Task: The task calls for each line of the records below in which the word "into" appears.

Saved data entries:
>>>

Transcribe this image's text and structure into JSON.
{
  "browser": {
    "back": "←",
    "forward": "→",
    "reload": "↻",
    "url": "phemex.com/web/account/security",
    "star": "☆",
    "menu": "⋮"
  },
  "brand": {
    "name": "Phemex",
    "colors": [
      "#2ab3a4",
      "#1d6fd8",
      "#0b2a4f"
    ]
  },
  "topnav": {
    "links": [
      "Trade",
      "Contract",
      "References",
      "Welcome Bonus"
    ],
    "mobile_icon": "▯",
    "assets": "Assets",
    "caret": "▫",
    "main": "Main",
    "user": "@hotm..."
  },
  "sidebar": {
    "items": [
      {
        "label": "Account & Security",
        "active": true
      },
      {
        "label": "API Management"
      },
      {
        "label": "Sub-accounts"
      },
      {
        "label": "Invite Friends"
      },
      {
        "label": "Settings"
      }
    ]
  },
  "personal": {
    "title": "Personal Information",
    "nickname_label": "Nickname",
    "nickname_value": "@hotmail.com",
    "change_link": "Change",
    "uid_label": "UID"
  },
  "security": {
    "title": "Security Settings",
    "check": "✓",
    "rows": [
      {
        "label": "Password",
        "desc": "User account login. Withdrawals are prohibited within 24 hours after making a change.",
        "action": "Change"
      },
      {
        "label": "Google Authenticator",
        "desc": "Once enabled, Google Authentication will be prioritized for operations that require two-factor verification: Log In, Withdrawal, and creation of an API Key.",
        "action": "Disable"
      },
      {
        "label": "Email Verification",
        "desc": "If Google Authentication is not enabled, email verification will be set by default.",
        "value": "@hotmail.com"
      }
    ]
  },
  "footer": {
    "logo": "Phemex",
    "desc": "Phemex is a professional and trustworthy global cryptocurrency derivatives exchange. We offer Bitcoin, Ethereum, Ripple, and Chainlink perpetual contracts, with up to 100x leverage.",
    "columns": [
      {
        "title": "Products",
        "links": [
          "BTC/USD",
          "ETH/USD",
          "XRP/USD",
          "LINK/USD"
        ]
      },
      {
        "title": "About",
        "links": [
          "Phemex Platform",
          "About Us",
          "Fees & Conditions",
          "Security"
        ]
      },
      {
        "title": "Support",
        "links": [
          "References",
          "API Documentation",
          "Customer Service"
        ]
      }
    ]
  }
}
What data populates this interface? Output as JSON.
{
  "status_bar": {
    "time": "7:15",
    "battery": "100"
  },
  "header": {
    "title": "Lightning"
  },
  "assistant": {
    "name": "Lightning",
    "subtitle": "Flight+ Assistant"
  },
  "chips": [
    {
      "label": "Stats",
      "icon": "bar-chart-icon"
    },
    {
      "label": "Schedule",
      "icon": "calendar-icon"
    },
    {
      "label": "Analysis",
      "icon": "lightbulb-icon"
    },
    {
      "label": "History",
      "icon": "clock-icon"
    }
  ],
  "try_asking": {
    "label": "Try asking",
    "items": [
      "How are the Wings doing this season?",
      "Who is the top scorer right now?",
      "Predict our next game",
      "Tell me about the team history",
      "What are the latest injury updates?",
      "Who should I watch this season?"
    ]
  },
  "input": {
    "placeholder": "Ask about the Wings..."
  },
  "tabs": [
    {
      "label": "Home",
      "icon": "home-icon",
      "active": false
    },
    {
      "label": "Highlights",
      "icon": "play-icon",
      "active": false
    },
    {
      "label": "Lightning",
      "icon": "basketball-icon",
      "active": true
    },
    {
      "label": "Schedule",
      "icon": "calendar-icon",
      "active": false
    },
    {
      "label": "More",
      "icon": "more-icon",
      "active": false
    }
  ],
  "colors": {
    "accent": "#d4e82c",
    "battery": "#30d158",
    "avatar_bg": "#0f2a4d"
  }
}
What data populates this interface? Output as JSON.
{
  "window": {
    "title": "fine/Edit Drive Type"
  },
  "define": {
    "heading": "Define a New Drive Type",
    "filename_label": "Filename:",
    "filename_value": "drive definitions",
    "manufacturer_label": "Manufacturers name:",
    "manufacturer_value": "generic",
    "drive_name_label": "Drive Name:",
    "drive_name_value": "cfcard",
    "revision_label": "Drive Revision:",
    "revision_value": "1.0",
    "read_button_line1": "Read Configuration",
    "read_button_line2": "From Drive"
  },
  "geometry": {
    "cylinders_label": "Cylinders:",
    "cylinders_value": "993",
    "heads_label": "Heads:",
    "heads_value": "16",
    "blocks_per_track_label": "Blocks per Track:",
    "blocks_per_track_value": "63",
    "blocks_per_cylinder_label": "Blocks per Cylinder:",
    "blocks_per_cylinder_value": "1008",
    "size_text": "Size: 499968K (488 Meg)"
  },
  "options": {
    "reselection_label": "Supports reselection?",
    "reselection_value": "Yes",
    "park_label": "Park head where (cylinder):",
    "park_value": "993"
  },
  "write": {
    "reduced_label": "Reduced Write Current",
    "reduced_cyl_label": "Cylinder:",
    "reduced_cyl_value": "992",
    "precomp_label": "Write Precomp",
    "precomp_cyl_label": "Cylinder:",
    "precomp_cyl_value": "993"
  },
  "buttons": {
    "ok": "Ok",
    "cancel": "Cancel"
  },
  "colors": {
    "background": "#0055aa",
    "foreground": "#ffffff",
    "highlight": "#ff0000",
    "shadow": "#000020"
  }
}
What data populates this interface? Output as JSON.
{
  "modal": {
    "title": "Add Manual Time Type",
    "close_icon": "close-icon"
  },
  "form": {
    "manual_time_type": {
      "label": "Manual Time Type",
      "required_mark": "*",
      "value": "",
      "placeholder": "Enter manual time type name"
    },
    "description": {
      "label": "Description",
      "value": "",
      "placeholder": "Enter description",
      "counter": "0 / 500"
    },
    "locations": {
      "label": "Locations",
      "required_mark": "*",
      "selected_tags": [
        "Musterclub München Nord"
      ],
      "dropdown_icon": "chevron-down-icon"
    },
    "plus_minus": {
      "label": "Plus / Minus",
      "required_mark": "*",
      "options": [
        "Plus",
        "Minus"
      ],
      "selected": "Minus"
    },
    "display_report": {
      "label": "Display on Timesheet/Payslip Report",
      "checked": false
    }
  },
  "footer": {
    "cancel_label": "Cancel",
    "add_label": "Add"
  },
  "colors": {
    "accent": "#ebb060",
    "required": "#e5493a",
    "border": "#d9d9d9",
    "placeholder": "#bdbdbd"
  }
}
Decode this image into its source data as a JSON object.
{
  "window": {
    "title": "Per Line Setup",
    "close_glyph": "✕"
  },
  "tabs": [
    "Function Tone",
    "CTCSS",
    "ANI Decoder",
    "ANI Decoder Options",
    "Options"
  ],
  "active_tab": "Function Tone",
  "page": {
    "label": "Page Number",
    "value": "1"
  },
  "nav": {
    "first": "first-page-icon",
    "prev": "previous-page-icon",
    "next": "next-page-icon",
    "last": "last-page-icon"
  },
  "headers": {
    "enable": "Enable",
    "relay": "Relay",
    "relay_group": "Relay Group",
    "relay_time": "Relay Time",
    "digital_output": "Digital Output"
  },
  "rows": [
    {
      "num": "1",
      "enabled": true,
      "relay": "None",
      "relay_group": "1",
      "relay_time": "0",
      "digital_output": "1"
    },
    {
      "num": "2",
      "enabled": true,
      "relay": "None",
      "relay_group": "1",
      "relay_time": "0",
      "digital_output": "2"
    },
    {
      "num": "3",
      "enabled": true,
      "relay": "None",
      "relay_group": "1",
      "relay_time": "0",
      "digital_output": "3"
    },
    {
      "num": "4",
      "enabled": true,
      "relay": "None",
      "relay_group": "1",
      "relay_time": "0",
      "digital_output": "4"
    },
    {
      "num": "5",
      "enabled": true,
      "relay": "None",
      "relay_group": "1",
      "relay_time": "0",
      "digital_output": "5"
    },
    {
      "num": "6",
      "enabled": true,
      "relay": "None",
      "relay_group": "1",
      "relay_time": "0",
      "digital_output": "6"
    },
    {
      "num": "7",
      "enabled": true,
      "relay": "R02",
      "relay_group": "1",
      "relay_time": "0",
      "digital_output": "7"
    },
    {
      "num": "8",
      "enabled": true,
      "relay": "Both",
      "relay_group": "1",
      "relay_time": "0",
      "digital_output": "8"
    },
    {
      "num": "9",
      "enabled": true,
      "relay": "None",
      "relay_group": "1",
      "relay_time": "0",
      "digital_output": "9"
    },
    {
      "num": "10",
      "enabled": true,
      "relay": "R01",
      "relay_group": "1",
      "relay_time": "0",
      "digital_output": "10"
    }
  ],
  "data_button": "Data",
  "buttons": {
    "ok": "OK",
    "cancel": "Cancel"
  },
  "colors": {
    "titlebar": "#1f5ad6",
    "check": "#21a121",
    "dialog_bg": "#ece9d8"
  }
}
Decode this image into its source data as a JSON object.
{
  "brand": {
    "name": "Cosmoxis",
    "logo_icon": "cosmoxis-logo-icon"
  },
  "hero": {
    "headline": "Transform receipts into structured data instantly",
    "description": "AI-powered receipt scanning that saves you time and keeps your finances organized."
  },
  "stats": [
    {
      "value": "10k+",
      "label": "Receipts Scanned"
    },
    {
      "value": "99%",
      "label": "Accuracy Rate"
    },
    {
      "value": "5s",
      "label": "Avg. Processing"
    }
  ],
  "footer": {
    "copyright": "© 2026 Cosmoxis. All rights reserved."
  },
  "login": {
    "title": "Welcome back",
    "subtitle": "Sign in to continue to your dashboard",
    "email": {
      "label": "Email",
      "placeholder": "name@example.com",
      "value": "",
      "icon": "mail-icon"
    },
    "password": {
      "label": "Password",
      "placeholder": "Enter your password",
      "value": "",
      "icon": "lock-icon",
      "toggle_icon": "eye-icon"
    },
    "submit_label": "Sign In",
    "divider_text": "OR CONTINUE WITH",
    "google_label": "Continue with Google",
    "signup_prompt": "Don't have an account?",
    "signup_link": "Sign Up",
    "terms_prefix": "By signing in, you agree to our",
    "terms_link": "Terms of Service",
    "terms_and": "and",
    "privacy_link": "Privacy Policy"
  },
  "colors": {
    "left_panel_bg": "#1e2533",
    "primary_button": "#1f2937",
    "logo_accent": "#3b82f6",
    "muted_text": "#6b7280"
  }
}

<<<

Answer space:
Transcribe this image's text and structure into JSON.
Decode this image into its source data as a JSON object.
Decode this image into its source data as a JSON object.
    "headline": "Transform receipts into structured data instantly",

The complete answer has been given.